## ABOUT THIS TASK
From the listing below, extract each line containing the string "Добавить".

## EXERCISE DATA
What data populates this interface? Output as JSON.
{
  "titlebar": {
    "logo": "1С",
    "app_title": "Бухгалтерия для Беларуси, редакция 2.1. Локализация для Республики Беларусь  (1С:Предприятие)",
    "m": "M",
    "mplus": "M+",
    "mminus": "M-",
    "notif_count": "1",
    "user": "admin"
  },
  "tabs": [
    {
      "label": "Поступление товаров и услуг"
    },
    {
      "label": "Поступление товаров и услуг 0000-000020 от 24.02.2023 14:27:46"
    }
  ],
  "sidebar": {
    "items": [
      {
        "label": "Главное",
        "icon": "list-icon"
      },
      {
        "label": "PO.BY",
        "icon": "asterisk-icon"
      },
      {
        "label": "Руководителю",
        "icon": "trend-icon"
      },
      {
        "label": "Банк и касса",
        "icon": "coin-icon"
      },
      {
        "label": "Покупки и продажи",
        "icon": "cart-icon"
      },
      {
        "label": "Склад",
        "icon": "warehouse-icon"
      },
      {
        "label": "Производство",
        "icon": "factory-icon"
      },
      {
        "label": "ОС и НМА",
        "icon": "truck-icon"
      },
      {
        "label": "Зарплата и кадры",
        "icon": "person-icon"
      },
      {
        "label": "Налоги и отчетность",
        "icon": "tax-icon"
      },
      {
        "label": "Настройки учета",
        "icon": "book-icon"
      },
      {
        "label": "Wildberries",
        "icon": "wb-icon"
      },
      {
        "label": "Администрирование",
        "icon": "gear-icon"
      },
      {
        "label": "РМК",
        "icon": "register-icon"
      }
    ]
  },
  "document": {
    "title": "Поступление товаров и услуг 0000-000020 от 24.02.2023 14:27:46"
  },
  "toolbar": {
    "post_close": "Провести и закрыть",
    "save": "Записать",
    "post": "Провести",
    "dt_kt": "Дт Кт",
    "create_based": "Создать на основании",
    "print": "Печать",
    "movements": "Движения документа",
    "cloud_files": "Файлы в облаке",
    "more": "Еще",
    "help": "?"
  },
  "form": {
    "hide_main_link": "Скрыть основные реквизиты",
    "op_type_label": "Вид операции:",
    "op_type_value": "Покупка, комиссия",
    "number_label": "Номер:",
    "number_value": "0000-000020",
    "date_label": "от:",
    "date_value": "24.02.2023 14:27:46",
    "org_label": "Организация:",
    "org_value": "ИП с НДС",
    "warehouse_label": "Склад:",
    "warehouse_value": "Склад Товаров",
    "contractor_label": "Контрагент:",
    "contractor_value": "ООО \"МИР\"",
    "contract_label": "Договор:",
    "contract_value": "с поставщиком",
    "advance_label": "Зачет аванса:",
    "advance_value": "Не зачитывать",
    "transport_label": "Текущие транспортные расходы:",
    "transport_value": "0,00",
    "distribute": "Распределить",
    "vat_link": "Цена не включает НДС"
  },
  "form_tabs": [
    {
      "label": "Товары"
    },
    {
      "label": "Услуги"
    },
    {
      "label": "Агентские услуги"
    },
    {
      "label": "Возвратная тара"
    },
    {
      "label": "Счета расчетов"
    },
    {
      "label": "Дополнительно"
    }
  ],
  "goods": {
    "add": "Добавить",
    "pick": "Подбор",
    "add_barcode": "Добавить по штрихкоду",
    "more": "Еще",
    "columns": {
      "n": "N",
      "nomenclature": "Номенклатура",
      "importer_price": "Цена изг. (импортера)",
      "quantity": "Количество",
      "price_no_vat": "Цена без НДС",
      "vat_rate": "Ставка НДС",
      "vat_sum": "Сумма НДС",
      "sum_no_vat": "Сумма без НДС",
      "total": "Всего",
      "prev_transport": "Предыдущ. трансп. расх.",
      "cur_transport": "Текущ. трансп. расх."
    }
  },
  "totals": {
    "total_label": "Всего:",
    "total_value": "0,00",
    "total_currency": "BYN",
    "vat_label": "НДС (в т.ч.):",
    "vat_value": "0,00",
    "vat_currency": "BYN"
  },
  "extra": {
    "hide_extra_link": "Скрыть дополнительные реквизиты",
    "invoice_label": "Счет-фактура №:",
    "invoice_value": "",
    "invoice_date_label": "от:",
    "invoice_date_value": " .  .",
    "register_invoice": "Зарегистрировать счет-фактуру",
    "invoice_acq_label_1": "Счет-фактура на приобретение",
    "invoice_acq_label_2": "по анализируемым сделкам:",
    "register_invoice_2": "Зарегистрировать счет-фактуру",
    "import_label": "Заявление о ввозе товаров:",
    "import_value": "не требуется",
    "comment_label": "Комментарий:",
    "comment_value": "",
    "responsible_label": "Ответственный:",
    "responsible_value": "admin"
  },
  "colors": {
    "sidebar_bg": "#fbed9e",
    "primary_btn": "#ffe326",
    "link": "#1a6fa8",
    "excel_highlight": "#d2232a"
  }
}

## ANSWER TO THIS TASK
    "add": "Добавить",
    "add_barcode": "Добавить по штрихкоду",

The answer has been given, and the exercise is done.